More than 2,000 people gathered in the Tabernacle Saturday night to celebrate the structure's 125th birthday.

Grandparents, grandchildren, and everyone in between filled the rows, sitting on some of the same benches used in the 1800s, when the religious campers gathered under the oak trees and the canvas tent that predated the Tabernacle's construction in 1879.

"It had begun to look its age - and so have I," said the evening's host, newsman and Vineyard Haven summer resident Mike Wallace, complimenting achievements of the Tabernacle's current restoration project.

And the Tabernacle did look radiant. Newly installed period lanterns glowed over the crowd. Freshly painted in historically accurate colors, the building's ironwork soared up to the stained glass windows of the clerestory, lit by a long sunset. Photographers darted around, attempting to capture the scene on film.


Mr. Wallace pleased the crowd with his banter. "This chorus here," he said, gesturing toward the Island Community Chorus behind him, "they've cleaned up very well since this morning," in reference to the dress rehearsal earlier in the day. Mr. Wallace asked "beloved tyrant" Peter Boak, director of the chorus, to have the singers demonstrate their vocal warm-ups for the audience, a ritual that consisted of a sequence of elaborate hand gestures and long, melodramatic sighs.

Mr. Wallace's narration of major historical events in the community, the country and the world since the first Martha's Vineyard camp meeting in 1835 was interwoven with a musical program of popular songs from various eras. The program was a blend of classroom history lecture and musical revue.

The chorus, accompanied on the Steinway piano by Dan Murphy, kicked off the evening with the song Dear Old Martha's Vineyard, written in 1915.

Mr. Wallace's text darted from local events (the construction of the Carpenter's Gothic cottages in the 1860s; the first Grand Illumination in 1869; President Grant's Camp Ground visit in 1874) to national events (the Civil War, the Roaring Twenties, women's emancipation, the civil rights movement) to world events (the two World Wars, Vietnam, the Cold War, 9/11) and back again.


Though an 1879 article in the Vineyard Gazette documenting the first service in the Tabernacle made no mention of the specific songs at the event, focusing instead on the bishop's lengthy sermon, the program might have included Praise Ye, Praise the Lord, a popular hymn at the time. And the chorus performed a moving version Saturday night.

A song sheet was passed out to audience members, and they were encouraged to sing along with several of the songs. The older generation seemed particularly eager to join in for a World War II song, The White Cliffs of Dover.

"One of the jewels of Oak Bluffs," Mr. Boak said, introducing soloist Sabrina Luening. Her rich, clear voice effortlessly delivered Duke Ellington's Come Sunday. Ms. Luening had to return to the stage to bow again, because the audience didn't want to stop clapping for her performance.

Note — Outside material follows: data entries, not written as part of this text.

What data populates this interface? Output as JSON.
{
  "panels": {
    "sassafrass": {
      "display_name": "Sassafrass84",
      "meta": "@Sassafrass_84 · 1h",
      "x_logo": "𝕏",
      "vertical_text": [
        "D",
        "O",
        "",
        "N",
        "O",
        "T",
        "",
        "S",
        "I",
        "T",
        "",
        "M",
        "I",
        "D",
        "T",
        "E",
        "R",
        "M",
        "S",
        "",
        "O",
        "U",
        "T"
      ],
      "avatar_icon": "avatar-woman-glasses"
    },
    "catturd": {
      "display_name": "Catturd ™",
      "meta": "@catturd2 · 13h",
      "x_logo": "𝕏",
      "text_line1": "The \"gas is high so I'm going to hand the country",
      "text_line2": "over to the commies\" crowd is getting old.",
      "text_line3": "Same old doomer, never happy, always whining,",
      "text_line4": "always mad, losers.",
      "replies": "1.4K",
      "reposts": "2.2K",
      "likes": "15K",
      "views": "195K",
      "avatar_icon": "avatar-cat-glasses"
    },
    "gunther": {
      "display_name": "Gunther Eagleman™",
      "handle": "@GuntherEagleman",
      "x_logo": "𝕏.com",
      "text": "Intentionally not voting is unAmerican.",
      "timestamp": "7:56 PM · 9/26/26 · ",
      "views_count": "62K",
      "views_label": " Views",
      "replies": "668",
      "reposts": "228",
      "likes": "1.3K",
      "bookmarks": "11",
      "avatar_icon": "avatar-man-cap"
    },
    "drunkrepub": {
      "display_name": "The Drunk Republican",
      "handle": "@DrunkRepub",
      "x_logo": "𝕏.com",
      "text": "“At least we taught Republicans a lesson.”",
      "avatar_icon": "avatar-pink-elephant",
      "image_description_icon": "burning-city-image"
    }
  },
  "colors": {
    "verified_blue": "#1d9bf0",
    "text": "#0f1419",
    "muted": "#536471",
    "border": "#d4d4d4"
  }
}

The audience came alive with foot-tapping during the chorus's jazzy delivery of Happy Days Are Here Again, Franklin Roosevelt's campaign song; and bass Glenn Carpenter captivated the crowd with his deep, powerful voice during a solo performance of Old Man River.

But the performance on stage was not all there was to see.


The iron arches of the Tabernacle framed another stage - the park surrounding the Tabernacle. A toddler played hide-and-seek in the bushes; teenagers sat on park benches; a group of boys threw a ball while their parents watched; couples strolled by; a boy passed on a scooter; mothers holding babies leaned against the arches. Evening fell over the Camp Ground, and the fresh smell of grass drifted into the Tabernacle. All the action outside demonstrated the importance of the Tabernacle as a part of everyday life.

"Could we have audience lights?" Mr. Boak asked before directing the final song of the evening. "I want to be able to see them [the audience], because this is such a fabulous piece of music." The lights went up and everyone joined in singing America the Beautiful - written by Falmouth native Katherine Lee Bates and performed as arranged by former Vineyard Haven Band director Gary Zwicky. "There was a magic between the singers and the audience," Mr. Boak later described it.

The song received a standing ovation.

The Tabernacle "is treasured by our Island community as a place for worship and meditation, a place for celebration and the arts, a place for us to be a community," Mr. Wallace said, prompting a second standing ovation.


And he said afterward: "It was such a satisfying evening to come back here to see how much has been done already with the renovation, and to feel the Vineyard community we love so dearly."

The program suited the building perfectly - it was grand and awe-inspiring, while maintaining a light-hearted, welcoming air.